[ABOUT THIS TASK]:
Without changing a single character, copy every record below.

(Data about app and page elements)
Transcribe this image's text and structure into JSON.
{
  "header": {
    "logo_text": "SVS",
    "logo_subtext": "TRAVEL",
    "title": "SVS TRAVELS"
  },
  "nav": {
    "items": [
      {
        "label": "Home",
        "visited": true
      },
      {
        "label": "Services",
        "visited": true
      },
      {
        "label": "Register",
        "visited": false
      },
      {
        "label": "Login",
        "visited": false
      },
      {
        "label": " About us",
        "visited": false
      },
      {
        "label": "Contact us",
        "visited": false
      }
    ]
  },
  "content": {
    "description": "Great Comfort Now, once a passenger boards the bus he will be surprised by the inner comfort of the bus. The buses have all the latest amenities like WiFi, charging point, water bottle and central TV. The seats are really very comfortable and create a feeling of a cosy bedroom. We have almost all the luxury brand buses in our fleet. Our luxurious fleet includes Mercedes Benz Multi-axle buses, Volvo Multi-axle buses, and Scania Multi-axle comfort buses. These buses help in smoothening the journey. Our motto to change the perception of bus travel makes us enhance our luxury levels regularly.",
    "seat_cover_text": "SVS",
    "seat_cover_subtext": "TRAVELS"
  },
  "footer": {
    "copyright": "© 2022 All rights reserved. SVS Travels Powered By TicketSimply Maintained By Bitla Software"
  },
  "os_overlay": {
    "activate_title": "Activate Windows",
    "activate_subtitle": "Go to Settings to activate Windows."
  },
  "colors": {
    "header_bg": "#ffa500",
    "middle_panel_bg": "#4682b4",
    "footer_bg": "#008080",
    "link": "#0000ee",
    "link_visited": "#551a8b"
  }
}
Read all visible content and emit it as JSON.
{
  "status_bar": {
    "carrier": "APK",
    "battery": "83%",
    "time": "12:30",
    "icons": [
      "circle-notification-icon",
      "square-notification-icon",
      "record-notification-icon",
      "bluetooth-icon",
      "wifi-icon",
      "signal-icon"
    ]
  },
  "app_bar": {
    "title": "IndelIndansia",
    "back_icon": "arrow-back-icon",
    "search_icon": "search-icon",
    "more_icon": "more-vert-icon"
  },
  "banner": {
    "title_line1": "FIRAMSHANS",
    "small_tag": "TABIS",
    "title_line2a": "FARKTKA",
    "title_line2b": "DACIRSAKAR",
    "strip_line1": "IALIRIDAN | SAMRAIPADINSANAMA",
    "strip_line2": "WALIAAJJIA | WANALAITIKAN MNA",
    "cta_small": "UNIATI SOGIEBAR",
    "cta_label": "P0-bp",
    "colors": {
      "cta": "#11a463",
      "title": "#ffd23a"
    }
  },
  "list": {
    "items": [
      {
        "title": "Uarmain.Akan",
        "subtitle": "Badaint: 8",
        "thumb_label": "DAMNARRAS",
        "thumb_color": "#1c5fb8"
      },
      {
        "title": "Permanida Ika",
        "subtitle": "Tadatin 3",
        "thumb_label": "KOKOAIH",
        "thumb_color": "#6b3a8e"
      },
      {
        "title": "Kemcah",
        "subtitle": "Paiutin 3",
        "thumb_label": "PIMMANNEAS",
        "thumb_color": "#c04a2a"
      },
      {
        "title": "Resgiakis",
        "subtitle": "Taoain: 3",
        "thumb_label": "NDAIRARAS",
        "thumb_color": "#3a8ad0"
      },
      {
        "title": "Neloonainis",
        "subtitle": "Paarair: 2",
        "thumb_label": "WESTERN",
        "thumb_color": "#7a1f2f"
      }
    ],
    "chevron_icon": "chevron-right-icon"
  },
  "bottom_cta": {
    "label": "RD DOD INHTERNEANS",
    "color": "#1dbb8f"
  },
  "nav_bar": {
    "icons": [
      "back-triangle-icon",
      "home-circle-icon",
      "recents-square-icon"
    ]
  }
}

[SOLUTION FOR THIS PROBLEM]:
Transcribe this image's text and structure into JSON.
{
  "header": {
    "logo_text": "SVS",
    "logo_subtext": "TRAVEL",
    "title": "SVS TRAVELS"
  },
  "nav": {
    "items": [
      {
        "label": "Home",
        "visited": true
      },
      {
        "label": "Services",
        "visited": true
      },
      {
        "label": "Register",
        "visited": false
      },
      {
        "label": "Login",
        "visited": false
      },
      {
        "label": " About us",
        "visited": false
      },
      {
        "label": "Contact us",
        "visited": false
      }
    ]
  },
  "content": {
    "description": "Great Comfort Now, once a passenger boards the bus he will be surprised by the inner comfort of the bus. The buses have all the latest amenities like WiFi, charging point, water bottle and central TV. The seats are really very comfortable and create a feeling of a cosy bedroom. We have almost all the luxury brand buses in our fleet. Our luxurious fleet includes Mercedes Benz Multi-axle buses, Volvo Multi-axle buses, and Scania Multi-axle comfort buses. These buses help in smoothening the journey. Our motto to change the perception of bus travel makes us enhance our luxury levels regularly.",
    "seat_cover_text": "SVS",
    "seat_cover_subtext": "TRAVELS"
  },
  "footer": {
    "copyright": "© 2022 All rights reserved. SVS Travels Powered By TicketSimply Maintained By Bitla Software"
  },
  "os_overlay": {
    "activate_title": "Activate Windows",
    "activate_subtitle": "Go to Settings to activate Windows."
  },
  "colors": {
    "header_bg": "#ffa500",
    "middle_panel_bg": "#4682b4",
    "footer_bg": "#008080",
    "link": "#0000ee",
    "link_visited": "#551a8b"
  }
}
Read all visible content and emit it as JSON.
{
  "status_bar": {
    "carrier": "APK",
    "battery": "83%",
    "time": "12:30",
    "icons": [
      "circle-notification-icon",
      "square-notification-icon",
      "record-notification-icon",
      "bluetooth-icon",
      "wifi-icon",
      "signal-icon"
    ]
  },
  "app_bar": {
    "title": "IndelIndansia",
    "back_icon": "arrow-back-icon",
    "search_icon": "search-icon",
    "more_icon": "more-vert-icon"
  },
  "banner": {
    "title_line1": "FIRAMSHANS",
    "small_tag": "TABIS",
    "title_line2a": "FARKTKA",
    "title_line2b": "DACIRSAKAR",
    "strip_line1": "IALIRIDAN | SAMRAIPADINSANAMA",
    "strip_line2": "WALIAAJJIA | WANALAITIKAN MNA",
    "cta_small": "UNIATI SOGIEBAR",
    "cta_label": "P0-bp",
    "colors": {
      "cta": "#11a463",
      "title": "#ffd23a"
    }
  },
  "list": {
    "items": [
      {
        "title": "Uarmain.Akan",
        "subtitle": "Badaint: 8",
        "thumb_label": "DAMNARRAS",
        "thumb_color": "#1c5fb8"
      },
      {
        "title": "Permanida Ika",
        "subtitle": "Tadatin 3",
        "thumb_label": "KOKOAIH",
        "thumb_color": "#6b3a8e"
      },
      {
        "title": "Kemcah",
        "subtitle": "Paiutin 3",
        "thumb_label": "PIMMANNEAS",
        "thumb_color": "#c04a2a"
      },
      {
        "title": "Resgiakis",
        "subtitle": "Taoain: 3",
        "thumb_label": "NDAIRARAS",
        "thumb_color": "#3a8ad0"
      },
      {
        "title": "Neloonainis",
        "subtitle": "Paarair: 2",
        "thumb_label": "WESTERN",
        "thumb_color": "#7a1f2f"
      }
    ],
    "chevron_icon": "chevron-right-icon"
  },
  "bottom_cta": {
    "label": "RD DOD INHTERNEANS",
    "color": "#1dbb8f"
  },
  "nav_bar": {
    "icons": [
      "back-triangle-icon",
      "home-circle-icon",
      "recents-square-icon"
    ]
  }
}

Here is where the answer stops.